Exercise prompt - This task is to restate all of the entries exactly.

Material provided -
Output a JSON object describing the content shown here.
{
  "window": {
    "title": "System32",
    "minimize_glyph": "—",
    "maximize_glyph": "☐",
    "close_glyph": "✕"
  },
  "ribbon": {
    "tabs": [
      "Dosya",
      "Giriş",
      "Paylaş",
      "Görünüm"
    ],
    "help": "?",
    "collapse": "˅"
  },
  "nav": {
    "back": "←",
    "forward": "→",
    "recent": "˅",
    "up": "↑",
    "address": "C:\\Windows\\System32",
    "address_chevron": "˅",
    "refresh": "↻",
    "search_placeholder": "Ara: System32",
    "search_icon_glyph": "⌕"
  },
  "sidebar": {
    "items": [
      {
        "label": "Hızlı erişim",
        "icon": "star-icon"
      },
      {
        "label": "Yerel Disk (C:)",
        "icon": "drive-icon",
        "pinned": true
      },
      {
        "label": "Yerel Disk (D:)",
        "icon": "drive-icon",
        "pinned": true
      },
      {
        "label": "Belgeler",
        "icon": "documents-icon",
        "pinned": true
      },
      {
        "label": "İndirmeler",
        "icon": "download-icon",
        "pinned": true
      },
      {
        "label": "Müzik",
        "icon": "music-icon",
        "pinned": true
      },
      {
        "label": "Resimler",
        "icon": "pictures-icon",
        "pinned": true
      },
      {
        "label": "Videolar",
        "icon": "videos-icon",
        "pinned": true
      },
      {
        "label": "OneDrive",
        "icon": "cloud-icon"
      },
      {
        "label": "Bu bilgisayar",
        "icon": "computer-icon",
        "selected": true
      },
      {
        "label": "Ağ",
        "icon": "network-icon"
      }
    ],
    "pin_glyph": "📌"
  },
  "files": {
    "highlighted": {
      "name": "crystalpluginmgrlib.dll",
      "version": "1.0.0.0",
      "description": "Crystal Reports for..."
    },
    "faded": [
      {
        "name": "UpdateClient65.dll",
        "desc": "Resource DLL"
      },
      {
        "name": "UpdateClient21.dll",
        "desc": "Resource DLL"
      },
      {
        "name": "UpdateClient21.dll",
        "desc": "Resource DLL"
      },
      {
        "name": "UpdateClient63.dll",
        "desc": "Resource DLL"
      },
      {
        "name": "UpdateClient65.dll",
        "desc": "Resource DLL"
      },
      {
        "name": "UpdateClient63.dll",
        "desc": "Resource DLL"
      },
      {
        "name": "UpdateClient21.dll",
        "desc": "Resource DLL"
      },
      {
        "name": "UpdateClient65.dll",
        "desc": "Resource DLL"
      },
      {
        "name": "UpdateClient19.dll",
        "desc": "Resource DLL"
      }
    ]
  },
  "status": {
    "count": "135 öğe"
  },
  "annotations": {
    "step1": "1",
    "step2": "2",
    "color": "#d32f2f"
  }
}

Exercise answer -
Output a JSON object describing the content shown here.
{
  "window": {
    "title": "System32",
    "minimize_glyph": "—",
    "maximize_glyph": "☐",
    "close_glyph": "✕"
  },
  "ribbon": {
    "tabs": [
      "Dosya",
      "Giriş",
      "Paylaş",
      "Görünüm"
    ],
    "help": "?",
    "collapse": "˅"
  },
  "nav": {
    "back": "←",
    "forward": "→",
    "recent": "˅",
    "up": "↑",
    "address": "C:\\Windows\\System32",
    "address_chevron": "˅",
    "refresh": "↻",
    "search_placeholder": "Ara: System32",
    "search_icon_glyph": "⌕"
  },
  "sidebar": {
    "items": [
      {
        "label": "Hızlı erişim",
        "icon": "star-icon"
      },
      {
        "label": "Yerel Disk (C:)",
        "icon": "drive-icon",
        "pinned": true
      },
      {
        "label": "Yerel Disk (D:)",
        "icon": "drive-icon",
        "pinned": true
      },
      {
        "label": "Belgeler",
        "icon": "documents-icon",
        "pinned": true
      },
      {
        "label": "İndirmeler",
        "icon": "download-icon",
        "pinned": true
      },
      {
        "label": "Müzik",
        "icon": "music-icon",
        "pinned": true
      },
      {
        "label": "Resimler",
        "icon": "pictures-icon",
        "pinned": true
      },
      {
        "label": "Videolar",
        "icon": "videos-icon",
        "pinned": true
      },
      {
        "label": "OneDrive",
        "icon": "cloud-icon"
      },
      {
        "label": "Bu bilgisayar",
        "icon": "computer-icon",
        "selected": true
      },
      {
        "label": "Ağ",
        "icon": "network-icon"
      }
    ],
    "pin_glyph": "📌"
  },
  "files": {
    "highlighted": {
      "name": "crystalpluginmgrlib.dll",
      "version": "1.0.0.0",
      "description": "Crystal Reports for..."
    },
    "faded": [
      {
        "name": "UpdateClient65.dll",
        "desc": "Resource DLL"
      },
      {
        "name": "UpdateClient21.dll",
        "desc": "Resource DLL"
      },
      {
        "name": "UpdateClient21.dll",
        "desc": "Resource DLL"
      },
      {
        "name": "UpdateClient63.dll",
        "desc": "Resource DLL"
      },
      {
        "name": "UpdateClient65.dll",
        "desc": "Resource DLL"
      },
      {
        "name": "UpdateClient63.dll",
        "desc": "Resource DLL"
      },
      {
        "name": "UpdateClient21.dll",
        "desc": "Resource DLL"
      },
      {
        "name": "UpdateClient65.dll",
        "desc": "Resource DLL"
      },
      {
        "name": "UpdateClient19.dll",
        "desc": "Resource DLL"
      }
    ]
  },
  "status": {
    "count": "135 öğe"
  },
  "annotations": {
    "step1": "1",
    "step2": "2",
    "color": "#d32f2f"
  }
}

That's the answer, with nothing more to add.